» Required work
List each line of the data in which the string "size" appears.

- - - - -

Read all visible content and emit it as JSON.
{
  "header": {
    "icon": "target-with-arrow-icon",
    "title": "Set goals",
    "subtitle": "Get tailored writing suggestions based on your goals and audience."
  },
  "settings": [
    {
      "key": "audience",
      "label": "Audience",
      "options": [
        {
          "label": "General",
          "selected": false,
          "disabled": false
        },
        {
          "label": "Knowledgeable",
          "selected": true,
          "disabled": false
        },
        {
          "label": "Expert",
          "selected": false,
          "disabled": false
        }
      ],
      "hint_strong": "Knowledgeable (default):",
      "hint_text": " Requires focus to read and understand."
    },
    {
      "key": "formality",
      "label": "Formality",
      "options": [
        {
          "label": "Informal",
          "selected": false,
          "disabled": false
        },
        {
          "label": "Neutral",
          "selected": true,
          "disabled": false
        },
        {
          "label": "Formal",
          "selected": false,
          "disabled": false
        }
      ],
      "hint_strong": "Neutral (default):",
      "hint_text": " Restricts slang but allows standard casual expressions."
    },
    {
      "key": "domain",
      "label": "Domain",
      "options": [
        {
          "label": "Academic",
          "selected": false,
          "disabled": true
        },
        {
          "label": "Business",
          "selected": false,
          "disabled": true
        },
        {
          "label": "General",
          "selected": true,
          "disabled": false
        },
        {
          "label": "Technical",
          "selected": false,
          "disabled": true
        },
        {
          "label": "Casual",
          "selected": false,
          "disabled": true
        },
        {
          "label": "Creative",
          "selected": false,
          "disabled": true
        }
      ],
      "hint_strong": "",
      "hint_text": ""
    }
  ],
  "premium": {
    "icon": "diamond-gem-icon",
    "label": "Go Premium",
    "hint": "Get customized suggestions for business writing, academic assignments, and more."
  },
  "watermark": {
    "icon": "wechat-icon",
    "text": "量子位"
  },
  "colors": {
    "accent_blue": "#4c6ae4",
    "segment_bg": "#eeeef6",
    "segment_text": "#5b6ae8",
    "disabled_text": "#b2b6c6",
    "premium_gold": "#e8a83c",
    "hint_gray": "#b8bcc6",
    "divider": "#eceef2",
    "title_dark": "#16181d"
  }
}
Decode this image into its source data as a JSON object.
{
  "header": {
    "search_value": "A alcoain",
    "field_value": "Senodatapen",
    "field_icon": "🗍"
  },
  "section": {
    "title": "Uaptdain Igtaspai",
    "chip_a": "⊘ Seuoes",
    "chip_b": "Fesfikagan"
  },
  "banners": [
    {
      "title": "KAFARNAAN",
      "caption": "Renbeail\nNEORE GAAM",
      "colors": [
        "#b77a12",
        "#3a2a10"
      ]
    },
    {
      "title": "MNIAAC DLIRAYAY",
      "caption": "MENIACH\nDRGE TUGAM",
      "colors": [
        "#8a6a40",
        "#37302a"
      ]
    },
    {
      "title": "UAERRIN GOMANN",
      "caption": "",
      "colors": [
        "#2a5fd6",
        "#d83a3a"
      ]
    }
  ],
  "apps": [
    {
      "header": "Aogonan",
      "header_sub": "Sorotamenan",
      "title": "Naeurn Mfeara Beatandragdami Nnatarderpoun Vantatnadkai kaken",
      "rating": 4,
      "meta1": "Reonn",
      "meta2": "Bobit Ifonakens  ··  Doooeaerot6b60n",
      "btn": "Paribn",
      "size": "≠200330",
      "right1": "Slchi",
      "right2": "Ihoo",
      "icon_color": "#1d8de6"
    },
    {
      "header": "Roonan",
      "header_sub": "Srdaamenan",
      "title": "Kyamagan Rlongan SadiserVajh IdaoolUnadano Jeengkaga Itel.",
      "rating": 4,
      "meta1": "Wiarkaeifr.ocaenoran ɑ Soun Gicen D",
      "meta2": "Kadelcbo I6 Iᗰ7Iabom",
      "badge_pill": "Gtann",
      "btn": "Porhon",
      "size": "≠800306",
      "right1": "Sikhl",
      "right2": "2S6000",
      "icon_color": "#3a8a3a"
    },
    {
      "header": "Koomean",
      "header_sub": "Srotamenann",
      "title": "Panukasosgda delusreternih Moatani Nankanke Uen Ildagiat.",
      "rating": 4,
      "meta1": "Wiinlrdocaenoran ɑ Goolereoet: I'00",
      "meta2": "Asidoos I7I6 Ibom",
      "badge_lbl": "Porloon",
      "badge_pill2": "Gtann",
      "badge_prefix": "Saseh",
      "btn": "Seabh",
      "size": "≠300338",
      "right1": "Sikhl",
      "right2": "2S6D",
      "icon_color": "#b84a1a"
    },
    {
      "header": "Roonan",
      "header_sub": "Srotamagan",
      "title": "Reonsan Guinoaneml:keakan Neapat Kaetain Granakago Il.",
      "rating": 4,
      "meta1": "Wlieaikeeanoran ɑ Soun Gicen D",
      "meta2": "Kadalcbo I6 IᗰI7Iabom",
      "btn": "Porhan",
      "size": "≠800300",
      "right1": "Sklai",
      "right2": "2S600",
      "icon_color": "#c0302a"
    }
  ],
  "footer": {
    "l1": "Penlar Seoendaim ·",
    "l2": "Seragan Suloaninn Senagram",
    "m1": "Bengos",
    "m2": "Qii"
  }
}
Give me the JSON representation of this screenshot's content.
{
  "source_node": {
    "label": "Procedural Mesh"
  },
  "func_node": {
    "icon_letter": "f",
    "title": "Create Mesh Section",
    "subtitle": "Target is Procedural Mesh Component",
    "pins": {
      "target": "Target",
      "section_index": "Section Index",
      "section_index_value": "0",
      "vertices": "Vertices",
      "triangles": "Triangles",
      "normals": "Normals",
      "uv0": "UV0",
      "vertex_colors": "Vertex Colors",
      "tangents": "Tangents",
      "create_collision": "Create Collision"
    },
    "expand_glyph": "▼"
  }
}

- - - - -

» Result below
      "size": "≠200330",
      "size": "≠800306",
      "size": "≠300338",
      "size": "≠800300",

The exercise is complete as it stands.